But here is a hitch. If x is green at t and non-green at t*, then how has x changed? It seems that both at t and at t*, x greenly occupies t and fails to greenly occupy t*. Granted, we might say that x is green at t and non-green at t*. But on the view in question, being green or being non-green are not real properties. So there seems to be no real change. If there is a real property in view, it's being green at t and being non-green at t*. But it is always the case that x has both of these properties. For every time t**, x is green at t at t**, and x is non-green at t* at t**.
Should this bother me? Perhaps not. I have a reductive analysis of accidental change. Accidental change between two times is just standing in a relation to one time and not standing in that relation to another time.
But that doesn't seem right. For instance, let's say that I am interested in the year 1716 (why? because I'd like to figure out what was going on in Leibniz's mind in that year given his correspondence with Des Bosses and Masson). Then I stand in a relation of being deeply interested in to 1716, but I do not stand in the relation of being deeply interested in to 1715. So on the view just offered, I have accidentally changed between 1715 and 1716. But I didn't exist then, so I didn't change then.
Maybe I can rule out this case as follows. The relation of being deeply interested in is a Cambridge relation in respect of its second relatum--1716 is no different for my being interested in it. So perhaps accidental change between two times requires standing in a relation to one time and not to another, where the relation is non-Cambridge in respect of either relatum (it's easy to see that it also shouldn't be a Cambridge relation in respect of the changer).

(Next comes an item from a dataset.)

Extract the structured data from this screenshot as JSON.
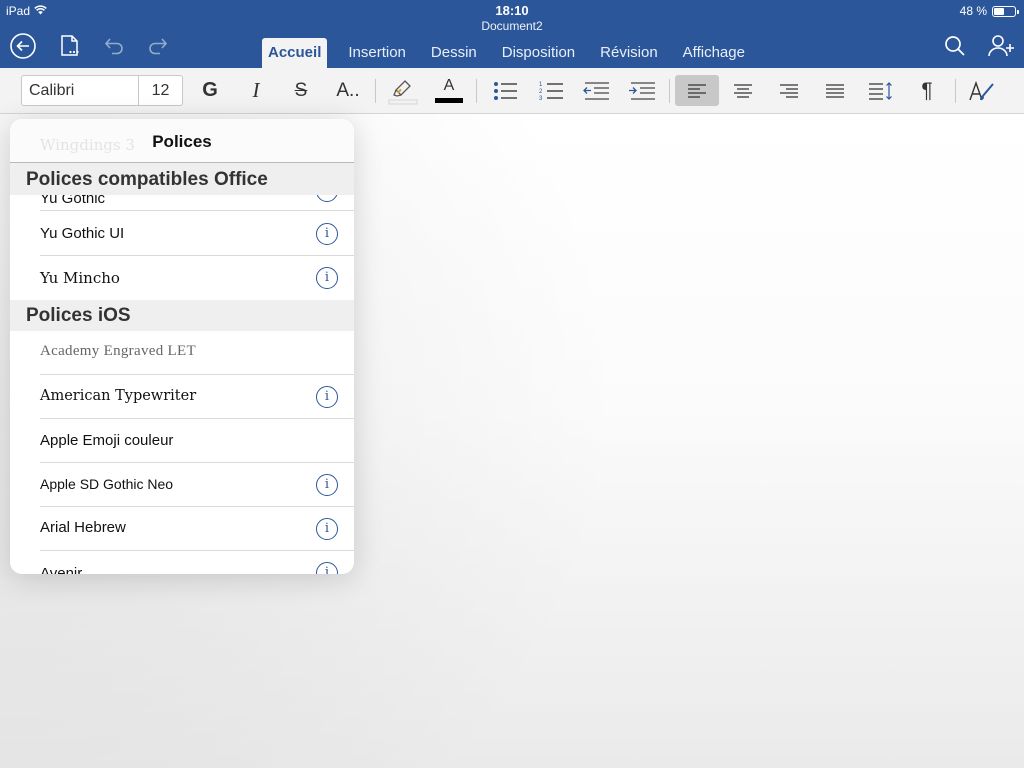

But that may not be right either. Suppose that times are constituted by the events that happen at them. (A kind of Aristotelian view.) Suppose in 2004, and only in 2004, there is an intense flurry of excitement about Leibniz's correspondence with Masson. Then Leibniz stands in the relation of having caused an intense flurry of excitement in to the year 2004, but not to the year 2005. Causing is a non-Cambridge relation in respect of either relatum, and since years are constituted of the events that stand in the causing relation, it seems that this relation is non-Cambridge in respect of the year, too. But while Leibniz may have changed between 2004 and 2005 (e.g., in heaven, he may have come to a greater love of God), his being the cause of an intense flurry of excitement in 2004 but not in 2005 is not sufficient for change.
At this point, the unsatisfying state of affairs is that some relations imply change and some don't. Greenly occupying 2004 but not 2005 does imply change. Causing an intense flurry of excitement in 2004 but not 2005 does not imply change.

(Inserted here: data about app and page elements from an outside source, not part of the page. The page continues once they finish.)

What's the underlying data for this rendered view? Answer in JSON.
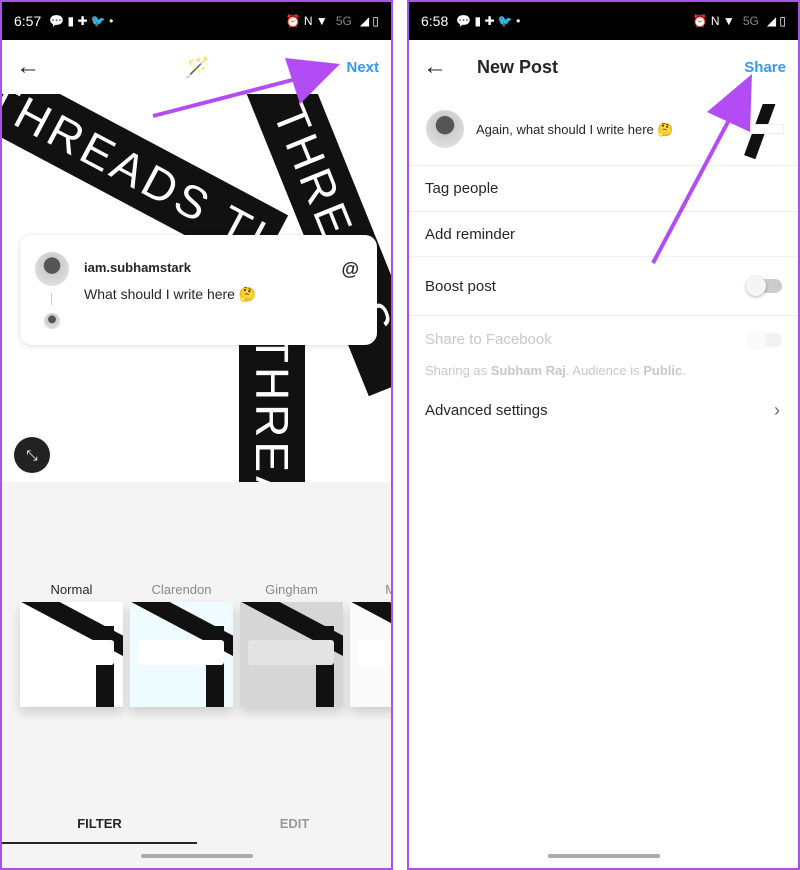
{
  "left": {
    "status": {
      "time": "6:57",
      "network": "5G"
    },
    "header": {
      "next_label": "Next"
    },
    "post_card": {
      "username": "iam.subhamstark",
      "text": "What should I write here 🤔"
    },
    "image_text": {
      "band1": "THREADS THR",
      "band2": "S THREADS",
      "band3": "DS THREADS TH"
    },
    "filters": [
      "Normal",
      "Clarendon",
      "Gingham",
      "Moon"
    ],
    "selected_filter": "Normal",
    "tabs": {
      "filter": "FILTER",
      "edit": "EDIT"
    },
    "active_tab": "FILTER"
  },
  "right": {
    "status": {
      "time": "6:58",
      "network": "5G"
    },
    "header": {
      "title": "New Post",
      "share_label": "Share"
    },
    "caption": "Again, what should I write here 🤔",
    "rows": {
      "tag_people": "Tag people",
      "add_reminder": "Add reminder",
      "boost_post": "Boost post",
      "share_facebook": "Share to Facebook",
      "advanced": "Advanced settings"
    },
    "boost_enabled": false,
    "sharing": {
      "prefix": "Sharing as ",
      "name": "Subham Raj",
      "mid": ". Audience is ",
      "audience": "Public",
      "end": "."
    }
  },
  "colors": {
    "accent": "#3897f0",
    "annotation_arrow": "#b44cf6",
    "border": "#a654e6"
  }
}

Interestingly, the relation of having caused an intense flurry of excitement in is actually a ternary relation. Thus, we might say that in 1716, Leibniz caused an intense flurry of excitement to happen in 2004 (viz., by writing the letter to Masson): it is a relation between a substance (Leibniz) and two times (1716 and 2004). And a difference between times in respect of the first temporal relatum (the one filled by 1716) does imply change, while a difference between times in respect of the second temporal relatum (the one filled by 2004) does not: if in 1715 Leibniz did not cause an intense flurry of excitement to happen in 2004, but in 1716 he did, then he changed between 1715 and 1716. This means that we can't simply distinguish between relations and say some give rise to change and some don't. For there are relations R such that R(x,t,u)&~R(x,t*,u) implies change in x but R(x,t,u)&~R(x,t,u*) does not. What we need is some way of saying in respect of which pair of relata the relation gives rise to change.

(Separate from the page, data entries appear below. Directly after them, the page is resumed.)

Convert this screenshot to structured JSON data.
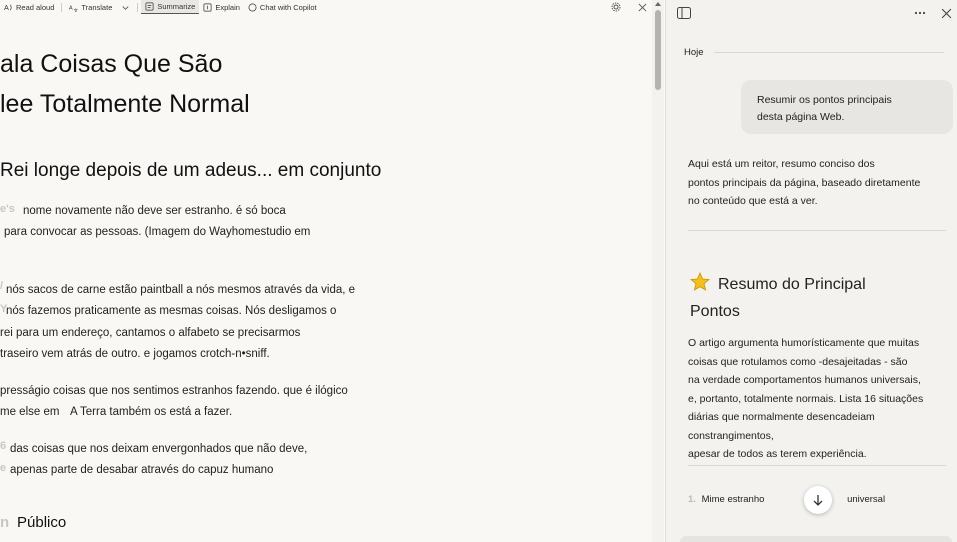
{
  "toolbar": {
    "read_aloud": "Read aloud",
    "translate": "Translate",
    "summarize": "Summarize",
    "explain": "Explain",
    "chat": "Chat with Copilot"
  },
  "article": {
    "title_line1": "ala Coisas Que São",
    "title_line2": "lee Totalmente Normal",
    "heading": "Rei longe depois de um adeus... em conjunto",
    "p1_l1": "nome novamente não deve ser estranho. é só boca",
    "p1_l2": "para convocar as pessoas. (Imagem do Wayhomestudio em",
    "p2_l1": "nós sacos de carne estão paintball a nós mesmos através da vida, e",
    "p2_l2": "nós fazemos praticamente as mesmas coisas. Nós desligamos o",
    "p2_l3": "rei para um endereço, cantamos o alfabeto se precisarmos",
    "p2_l4": "traseiro vem atrás de outro. e jogamos crotch-n•sniff.",
    "p3_l1": "presságio coisas que nos sentimos estranhos fazendo. que é ilógico",
    "p3_l2a": "me else em",
    "p3_l2b": "A Terra também os está a fazer.",
    "p4_l1": "das coisas que nos deixam envergonhados que não deve,",
    "p4_l2": "apenas parte de desabar através do capuz humano",
    "section": "Público"
  },
  "copilot": {
    "date": "Hoje",
    "user_msg_l1": "Resumir os pontos principais",
    "user_msg_l2": "desta página Web.",
    "reply_l1": "Aqui está um reitor, resumo conciso dos",
    "reply_l2": "pontos principais da página, baseado diretamente",
    "reply_l3": "no conteúdo que está a ver.",
    "summary_title_l1": "Resumo do Principal",
    "summary_title_l2": "Pontos",
    "summary_l1": "O artigo argumenta humorísticamente que muitas",
    "summary_l2": "coisas que rotulamos como -desajeitadas - são",
    "summary_l3": "na verdade comportamentos humanos universais,",
    "summary_l4": "e, portanto, totalmente normais. Lista 16 situações",
    "summary_l5": "diárias que normalmente desencadeiam constrangimentos,",
    "summary_l6": "apesar de todos as terem experiência.",
    "item1_num": "1.",
    "item1_a": "Mime estranho",
    "item1_b": "universal"
  }
}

The presentist has a nice story here. She can say that the property of presently causing an intense flurry of excitement in 2004 is a non-Cambridge property, albeit a non-intrinsic one, and that Leibniz has this property at one time and doesn't have it at another. But the kind of B-theorist that I am interested in does not say that: she just has a ternary relation of ___ in ___ causing an intense flurry of excitement in ___.
Now, it is true that the presentist's story does make use of the notion of a non-Cambridge property, a difficult notion to explicate that probably has to be made primitive. Vaguely speaking, a non-Cambridge property is one that a thing has in part because of how it presently is. Maybe the B-theorist can also primitively talk about a relation that an entity stands in in part because of how the entity is at one of the temporal relata of that relation.
Maybe, though, instead of talking about what it is to change, we should just talk about what it is to change in respect of some relation. And that the B-theorist may be able to do.